To get around this one can view his or her page, edit/add services, click the item, and finally click ‘refresh’ – but that’s hardly worth the effort.

Is FriendFeed feeling growing pains? Bret Taylor mentioned in a comment to Robert Scoble (who had similar updating problems) FriendFeed had a hiccup during a spider.

Personally, I doubt this was anything more than a technical glitch, but geez… The purpose of FriendFeed is to share what we’re doing on the Internet. If things aren’t pulling through, it’s a critical issue.

Flow – Jabber/XMPP as an RSS over HTTP replacement

Twitter on XMPP is just the beginning…

Speed of Light

Courtesy NASA Glenn Research Center


I’ve been using Twitter as a main source of news and entertainment (it’s entertaining and informative to have commentary coming in with links, events, articles, and photos). Most everything pertinent to my areas of interest are discussed, so the latest news is passed around as discussion.

As my series on flow describes, my Twitter stream is received through a GTalk client and I’m receiving about 30 to 40 tweets per minute.

This is a lot of incoming information. A lot more than one could read and keep up with all day. It’s valuable for periods of time… Jump in to the river, jump out. This is sort of like news.

Now, I love RSS. I spend a good hour per day reading feeds. I believe it will be the standard in syndication for years to come. And maybe it will be the format passed over XMPP channels, too. In using Twitter for my flow of information I have discovered how amazing real-time updates of news can be, and how HTTP (the current method of pulling RSS feeds from various servers) isn’t powerful enough.

Imagine Google Reader being push based. Instead of periodically receiving items every five, ten, or fifteen minutes. You receive new blog entries, articles, etc, within milliseconds of their publication. This becomes amazingly powerful because you are no longer reading what happened, you are participating in what is happening.

Comment systems become conversation engines. Discussions and exchanges of information become natural, rather than one-way.

HTTP and web services, with their beautiful RESTfulness, won’t be going away. They have a very effective place for on-demand pulls of data.

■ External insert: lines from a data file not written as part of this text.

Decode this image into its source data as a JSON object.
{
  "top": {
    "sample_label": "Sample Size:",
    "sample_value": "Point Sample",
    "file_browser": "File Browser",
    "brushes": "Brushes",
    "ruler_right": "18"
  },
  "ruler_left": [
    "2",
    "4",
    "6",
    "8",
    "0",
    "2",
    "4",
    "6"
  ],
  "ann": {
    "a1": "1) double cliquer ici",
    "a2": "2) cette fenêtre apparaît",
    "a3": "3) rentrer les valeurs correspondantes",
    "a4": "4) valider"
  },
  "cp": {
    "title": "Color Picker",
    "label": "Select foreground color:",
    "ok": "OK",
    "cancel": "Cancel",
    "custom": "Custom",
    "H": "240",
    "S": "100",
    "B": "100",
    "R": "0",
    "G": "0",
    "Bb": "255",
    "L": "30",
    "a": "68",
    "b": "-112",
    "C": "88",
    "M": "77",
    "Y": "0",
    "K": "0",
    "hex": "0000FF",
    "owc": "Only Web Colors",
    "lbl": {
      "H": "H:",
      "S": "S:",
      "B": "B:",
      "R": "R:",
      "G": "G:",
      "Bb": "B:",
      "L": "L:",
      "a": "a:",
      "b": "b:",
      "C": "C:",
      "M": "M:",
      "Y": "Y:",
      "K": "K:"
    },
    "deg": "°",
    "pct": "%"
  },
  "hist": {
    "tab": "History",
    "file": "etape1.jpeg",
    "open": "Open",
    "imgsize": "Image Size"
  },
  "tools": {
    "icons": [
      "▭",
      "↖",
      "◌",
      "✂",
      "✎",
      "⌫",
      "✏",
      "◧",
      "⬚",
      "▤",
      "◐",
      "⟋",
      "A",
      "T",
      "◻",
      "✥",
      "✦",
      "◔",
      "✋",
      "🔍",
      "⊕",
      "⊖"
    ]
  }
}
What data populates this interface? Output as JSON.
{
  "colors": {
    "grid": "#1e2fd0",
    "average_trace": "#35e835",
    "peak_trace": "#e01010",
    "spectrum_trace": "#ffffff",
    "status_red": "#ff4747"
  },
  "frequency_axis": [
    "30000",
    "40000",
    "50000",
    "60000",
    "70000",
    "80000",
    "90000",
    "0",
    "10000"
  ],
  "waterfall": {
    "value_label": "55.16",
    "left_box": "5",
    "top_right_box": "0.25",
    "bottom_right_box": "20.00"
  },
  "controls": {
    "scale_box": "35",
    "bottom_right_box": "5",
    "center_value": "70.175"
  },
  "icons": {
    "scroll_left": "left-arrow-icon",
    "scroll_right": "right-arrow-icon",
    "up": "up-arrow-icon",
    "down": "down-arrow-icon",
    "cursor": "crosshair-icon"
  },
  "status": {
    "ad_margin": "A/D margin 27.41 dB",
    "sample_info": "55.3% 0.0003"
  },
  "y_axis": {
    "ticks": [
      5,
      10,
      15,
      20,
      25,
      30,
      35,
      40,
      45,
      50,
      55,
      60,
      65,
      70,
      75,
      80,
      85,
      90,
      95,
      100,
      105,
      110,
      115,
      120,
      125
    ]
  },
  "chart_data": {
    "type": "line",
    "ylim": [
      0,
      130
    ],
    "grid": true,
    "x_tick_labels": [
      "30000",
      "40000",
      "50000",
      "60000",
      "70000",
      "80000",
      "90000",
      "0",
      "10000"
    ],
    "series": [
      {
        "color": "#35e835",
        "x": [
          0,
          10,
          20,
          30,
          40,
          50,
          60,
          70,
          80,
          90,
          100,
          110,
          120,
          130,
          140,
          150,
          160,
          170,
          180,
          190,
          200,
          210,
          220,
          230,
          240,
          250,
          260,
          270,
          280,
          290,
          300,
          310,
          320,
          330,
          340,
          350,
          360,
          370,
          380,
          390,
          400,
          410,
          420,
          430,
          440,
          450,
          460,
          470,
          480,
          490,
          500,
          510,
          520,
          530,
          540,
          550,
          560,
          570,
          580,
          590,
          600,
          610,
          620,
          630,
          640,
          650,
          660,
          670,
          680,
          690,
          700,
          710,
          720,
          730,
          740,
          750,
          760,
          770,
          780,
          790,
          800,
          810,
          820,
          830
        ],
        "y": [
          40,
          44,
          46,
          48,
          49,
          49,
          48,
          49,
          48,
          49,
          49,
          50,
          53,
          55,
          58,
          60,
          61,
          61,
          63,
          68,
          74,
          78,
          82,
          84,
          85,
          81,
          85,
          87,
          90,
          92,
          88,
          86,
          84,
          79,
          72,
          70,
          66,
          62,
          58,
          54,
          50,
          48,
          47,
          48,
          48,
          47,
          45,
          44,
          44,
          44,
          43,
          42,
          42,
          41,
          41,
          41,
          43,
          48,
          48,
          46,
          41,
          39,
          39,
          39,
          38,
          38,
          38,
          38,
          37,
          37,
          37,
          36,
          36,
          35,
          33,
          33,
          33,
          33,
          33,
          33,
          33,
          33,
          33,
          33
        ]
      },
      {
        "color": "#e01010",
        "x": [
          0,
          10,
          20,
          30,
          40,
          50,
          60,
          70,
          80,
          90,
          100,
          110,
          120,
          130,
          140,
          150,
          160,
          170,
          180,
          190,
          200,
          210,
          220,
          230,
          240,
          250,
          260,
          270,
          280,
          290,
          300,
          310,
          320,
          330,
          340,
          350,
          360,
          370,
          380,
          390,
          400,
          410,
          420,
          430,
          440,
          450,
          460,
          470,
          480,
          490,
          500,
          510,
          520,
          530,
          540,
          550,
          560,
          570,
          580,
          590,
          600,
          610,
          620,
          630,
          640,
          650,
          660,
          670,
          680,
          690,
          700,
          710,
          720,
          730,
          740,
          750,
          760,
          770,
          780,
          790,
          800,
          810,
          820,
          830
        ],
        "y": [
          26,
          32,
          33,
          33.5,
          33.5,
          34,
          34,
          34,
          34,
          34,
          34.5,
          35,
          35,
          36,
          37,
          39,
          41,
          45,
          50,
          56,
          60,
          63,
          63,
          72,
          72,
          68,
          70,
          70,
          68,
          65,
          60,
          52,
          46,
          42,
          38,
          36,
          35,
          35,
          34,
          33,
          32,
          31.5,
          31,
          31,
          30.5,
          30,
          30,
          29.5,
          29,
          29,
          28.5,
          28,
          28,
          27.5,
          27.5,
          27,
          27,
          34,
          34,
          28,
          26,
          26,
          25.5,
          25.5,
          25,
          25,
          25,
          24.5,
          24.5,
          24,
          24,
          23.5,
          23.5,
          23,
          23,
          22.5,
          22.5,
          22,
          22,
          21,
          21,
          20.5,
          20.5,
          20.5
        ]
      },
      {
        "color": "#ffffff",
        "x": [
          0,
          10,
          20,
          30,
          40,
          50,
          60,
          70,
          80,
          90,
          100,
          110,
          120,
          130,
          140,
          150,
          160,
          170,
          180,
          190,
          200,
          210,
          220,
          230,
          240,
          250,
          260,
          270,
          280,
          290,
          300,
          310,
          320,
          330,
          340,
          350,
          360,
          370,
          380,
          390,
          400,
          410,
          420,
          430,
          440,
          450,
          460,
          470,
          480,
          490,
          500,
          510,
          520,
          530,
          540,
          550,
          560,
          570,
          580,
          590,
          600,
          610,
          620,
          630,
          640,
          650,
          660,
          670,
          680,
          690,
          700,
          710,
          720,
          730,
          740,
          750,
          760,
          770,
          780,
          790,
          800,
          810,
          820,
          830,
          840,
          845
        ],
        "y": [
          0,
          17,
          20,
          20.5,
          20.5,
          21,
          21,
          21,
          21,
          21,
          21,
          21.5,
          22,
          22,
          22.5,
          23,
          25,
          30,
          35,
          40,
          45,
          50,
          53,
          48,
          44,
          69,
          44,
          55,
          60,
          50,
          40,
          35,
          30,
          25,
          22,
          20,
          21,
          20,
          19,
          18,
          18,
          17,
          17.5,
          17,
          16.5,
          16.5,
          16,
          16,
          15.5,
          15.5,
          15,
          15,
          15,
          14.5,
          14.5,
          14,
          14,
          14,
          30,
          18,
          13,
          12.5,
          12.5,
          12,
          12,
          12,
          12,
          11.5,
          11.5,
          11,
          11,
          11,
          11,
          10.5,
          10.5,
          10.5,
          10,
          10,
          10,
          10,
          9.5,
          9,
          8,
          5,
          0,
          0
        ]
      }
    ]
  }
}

What I’m describing is a move away from HTTP and web services which currently poll – the enablement of FriendFeed, Twitter, blogs, and news services to fire off announcements on a push basis…

Nobody wants to wait three minutes before receiving their next round of updates. We want it when it happens.